ABOUT THIS EXERCISE:
Your answer is to be every line of the material that includes the string "Approvals".

DATA SUPPLIED:
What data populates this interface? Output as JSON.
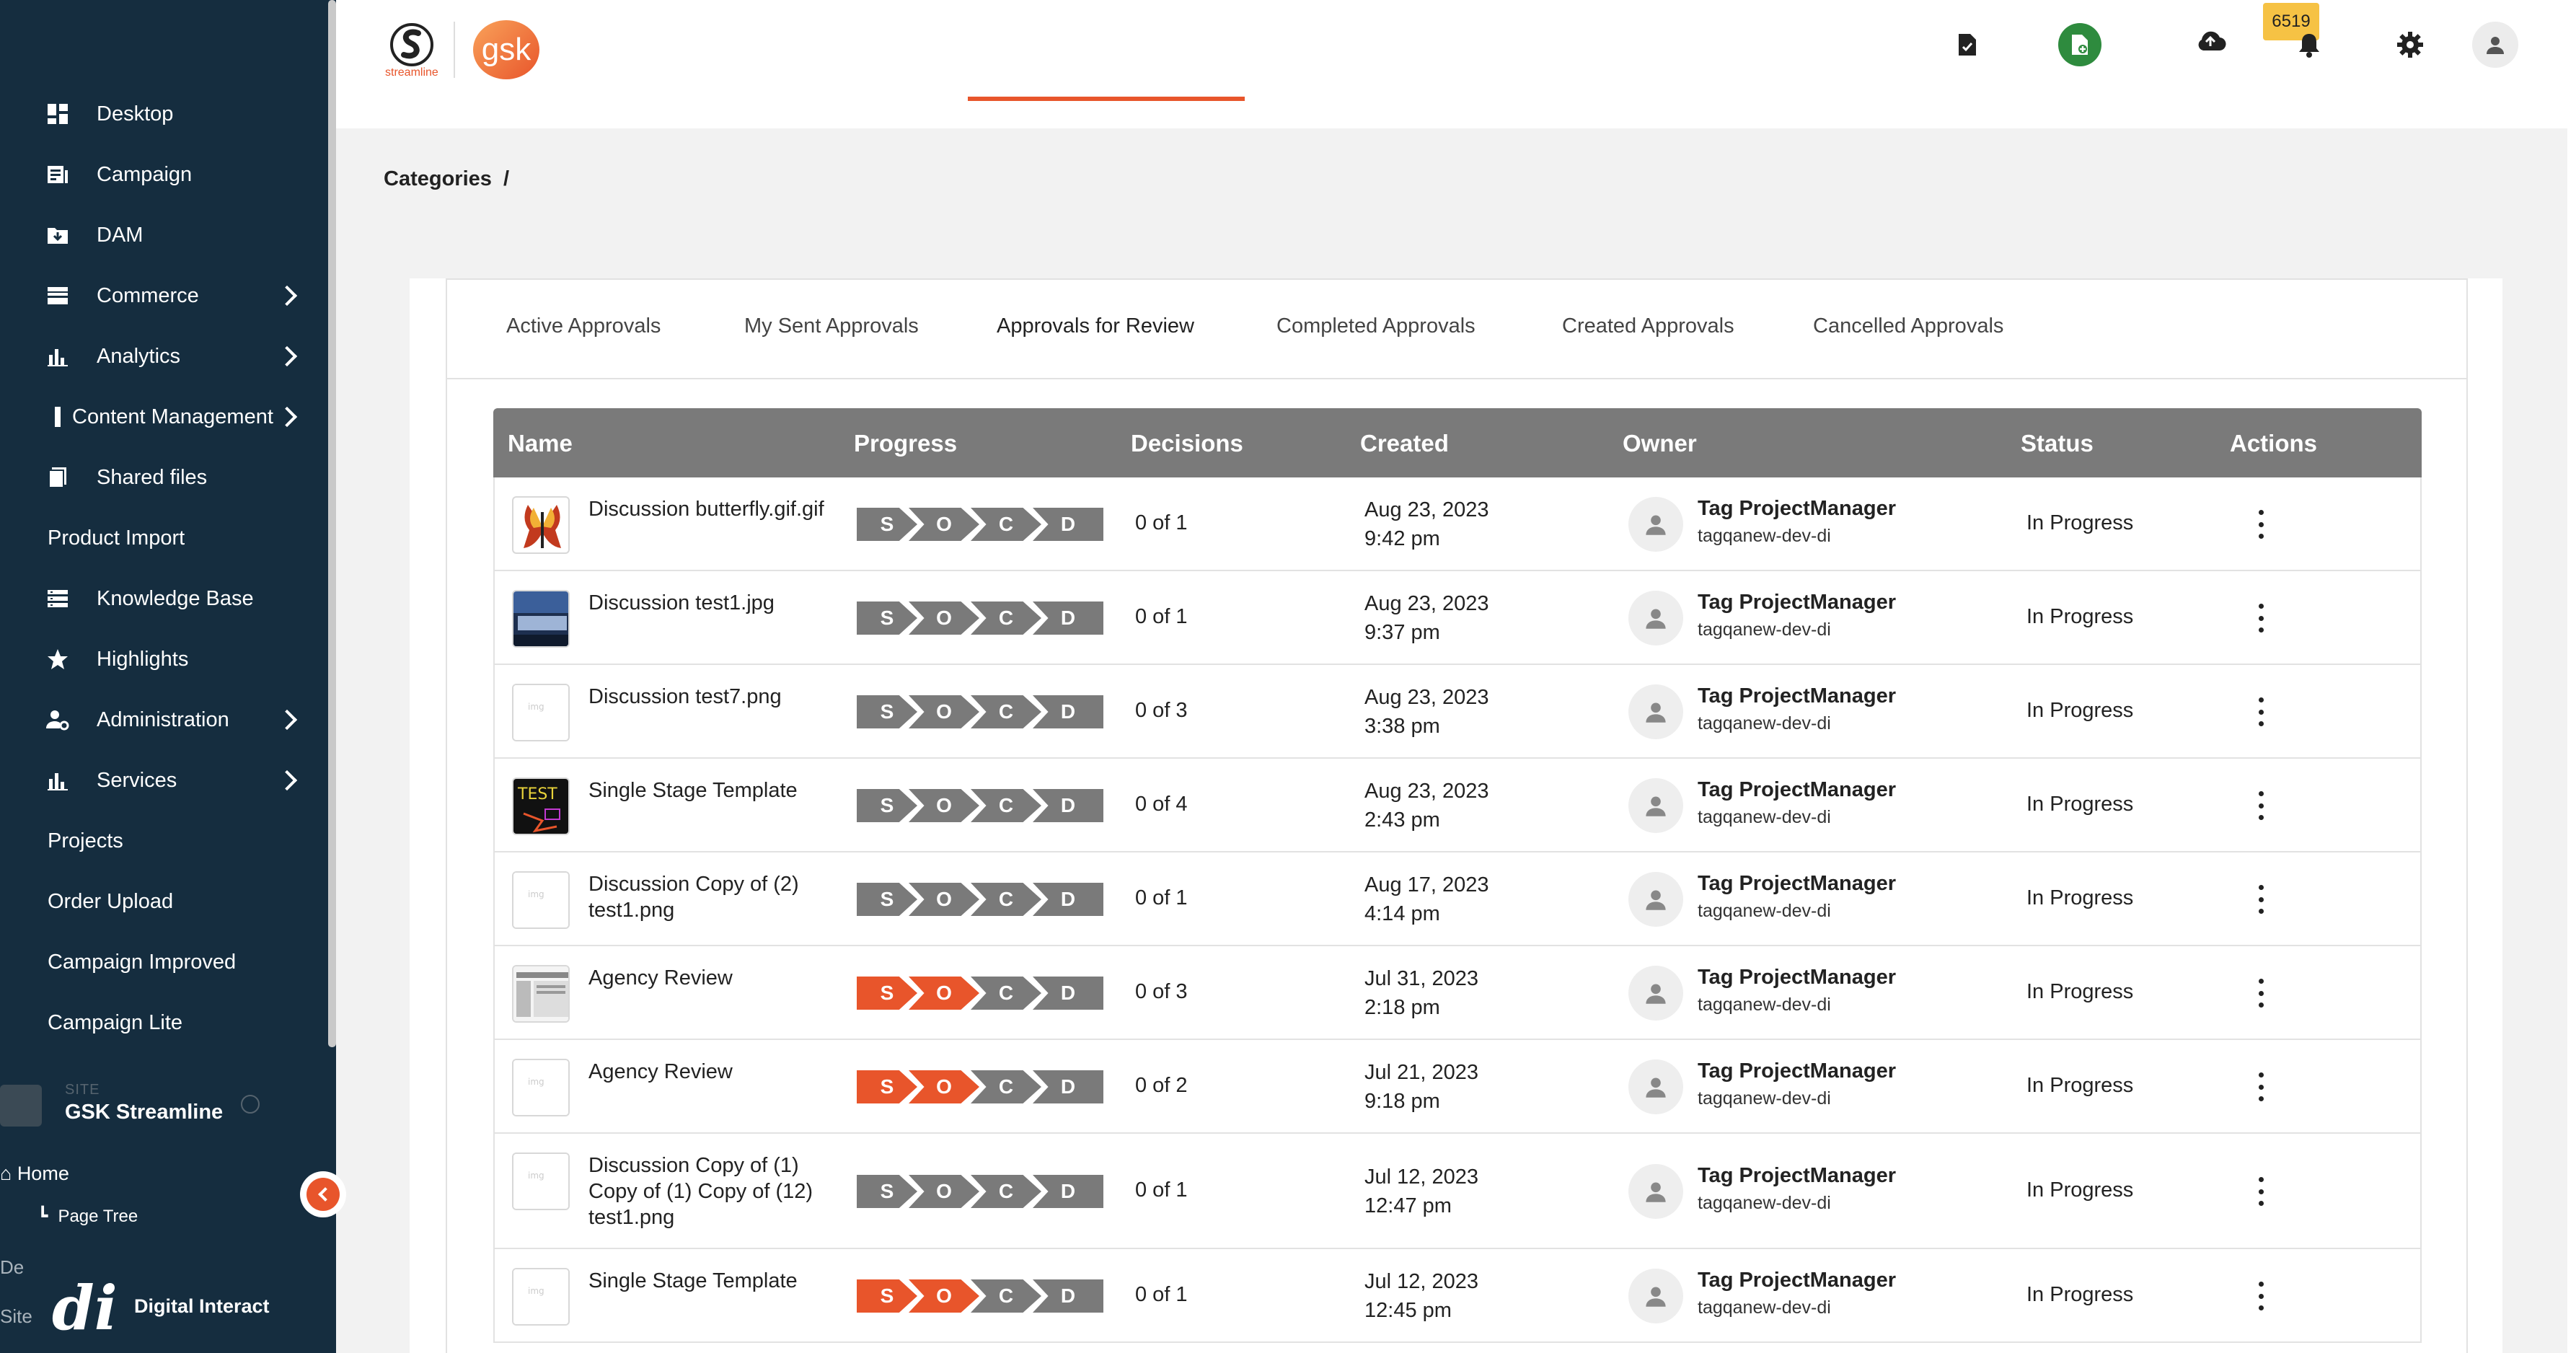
{
  "sidebar": {
    "items": [
      {
        "label": "Desktop",
        "icon": "dashboard-icon",
        "chevron": false
      },
      {
        "label": "Campaign",
        "icon": "campaign-icon",
        "chevron": false
      },
      {
        "label": "DAM",
        "icon": "folder-download-icon",
        "chevron": false
      },
      {
        "label": "Commerce",
        "icon": "commerce-icon",
        "chevron": true
      },
      {
        "label": "Analytics",
        "icon": "bar-chart-icon",
        "chevron": true
      },
      {
        "label": "Content Management",
        "icon": "content-icon",
        "chevron": true
      },
      {
        "label": "Shared files",
        "icon": "files-icon",
        "chevron": false
      },
      {
        "label": "Product Import",
        "icon": "",
        "chevron": false
      },
      {
        "label": "Knowledge Base",
        "icon": "list-icon",
        "chevron": false
      },
      {
        "label": "Highlights",
        "icon": "star-icon",
        "chevron": false
      },
      {
        "label": "Administration",
        "icon": "admin-icon",
        "chevron": true
      },
      {
        "label": "Services",
        "icon": "bar-chart-icon",
        "chevron": true
      },
      {
        "label": "Projects",
        "icon": "",
        "chevron": false
      },
      {
        "label": "Order Upload",
        "icon": "",
        "chevron": false
      },
      {
        "label": "Campaign Improved",
        "icon": "",
        "chevron": false
      },
      {
        "label": "Campaign Lite",
        "icon": "",
        "chevron": false
      }
    ],
    "site_label": "SITE",
    "site_name": "GSK Streamline",
    "home": "Home",
    "page_tree": "Page Tree",
    "de_fragment": "De",
    "site_fragment": "Site",
    "brand_logo": "di",
    "brand_name": "Digital Interact"
  },
  "header": {
    "logo_small_text": "streamline",
    "logo_gsk": "gsk",
    "notification_count": "6519",
    "colors": {
      "accent": "#e8552b",
      "green": "#2e8b3e",
      "badge": "#f6c244"
    }
  },
  "breadcrumb": {
    "item": "Categories",
    "separator": "/"
  },
  "tabs": [
    "Active Approvals",
    "My Sent Approvals",
    "Approvals for Review",
    "Completed Approvals",
    "Created Approvals",
    "Cancelled Approvals"
  ],
  "active_tab": "Approvals for Review",
  "table": {
    "headers": [
      "Name",
      "Progress",
      "Decisions",
      "Created",
      "Owner",
      "Status",
      "Actions"
    ],
    "stages": [
      "S",
      "O",
      "C",
      "D"
    ],
    "rows": [
      {
        "name": "Discussion butterfly.gif.gif",
        "active_stage": 0,
        "decisions": "0 of 1",
        "date": "Aug 23, 2023",
        "time": "9:42 pm",
        "owner": "Tag ProjectManager",
        "user": "tagqanew-dev-di",
        "status": "In Progress",
        "thumb": "butterfly"
      },
      {
        "name": "Discussion test1.jpg",
        "active_stage": 0,
        "decisions": "0 of 1",
        "date": "Aug 23, 2023",
        "time": "9:37 pm",
        "owner": "Tag ProjectManager",
        "user": "tagqanew-dev-di",
        "status": "In Progress",
        "thumb": "photo"
      },
      {
        "name": "Discussion test7.png",
        "active_stage": 0,
        "decisions": "0 of 3",
        "date": "Aug 23, 2023",
        "time": "3:38 pm",
        "owner": "Tag ProjectManager",
        "user": "tagqanew-dev-di",
        "status": "In Progress",
        "thumb": "blank"
      },
      {
        "name": "Single Stage Template",
        "active_stage": 0,
        "decisions": "0 of 4",
        "date": "Aug 23, 2023",
        "time": "2:43 pm",
        "owner": "Tag ProjectManager",
        "user": "tagqanew-dev-di",
        "status": "In Progress",
        "thumb": "test"
      },
      {
        "name": "Discussion Copy of (2) test1.png",
        "active_stage": 0,
        "decisions": "0 of 1",
        "date": "Aug 17, 2023",
        "time": "4:14 pm",
        "owner": "Tag ProjectManager",
        "user": "tagqanew-dev-di",
        "status": "In Progress",
        "thumb": "blank"
      },
      {
        "name": "Agency Review",
        "active_stage": 2,
        "decisions": "0 of 3",
        "date": "Jul 31, 2023",
        "time": "2:18 pm",
        "owner": "Tag ProjectManager",
        "user": "tagqanew-dev-di",
        "status": "In Progress",
        "thumb": "screen"
      },
      {
        "name": "Agency Review",
        "active_stage": 2,
        "decisions": "0 of 2",
        "date": "Jul 21, 2023",
        "time": "9:18 pm",
        "owner": "Tag ProjectManager",
        "user": "tagqanew-dev-di",
        "status": "In Progress",
        "thumb": "blank"
      },
      {
        "name": "Discussion Copy of (1) Copy of (1) Copy of (12) test1.png",
        "active_stage": 0,
        "decisions": "0 of 1",
        "date": "Jul 12, 2023",
        "time": "12:47 pm",
        "owner": "Tag ProjectManager",
        "user": "tagqanew-dev-di",
        "status": "In Progress",
        "thumb": "blank"
      },
      {
        "name": "Single Stage Template",
        "active_stage": 2,
        "decisions": "0 of 1",
        "date": "Jul 12, 2023",
        "time": "12:45 pm",
        "owner": "Tag ProjectManager",
        "user": "tagqanew-dev-di",
        "status": "In Progress",
        "thumb": "blank"
      }
    ]
  }
}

ANSWER TO THE PROBLEM:
    "Active Approvals",
    "My Sent Approvals",
    "Approvals for Review",
    "Completed Approvals",
    "Created Approvals",
    "Cancelled Approvals"
  "active_tab": "Approvals for Review",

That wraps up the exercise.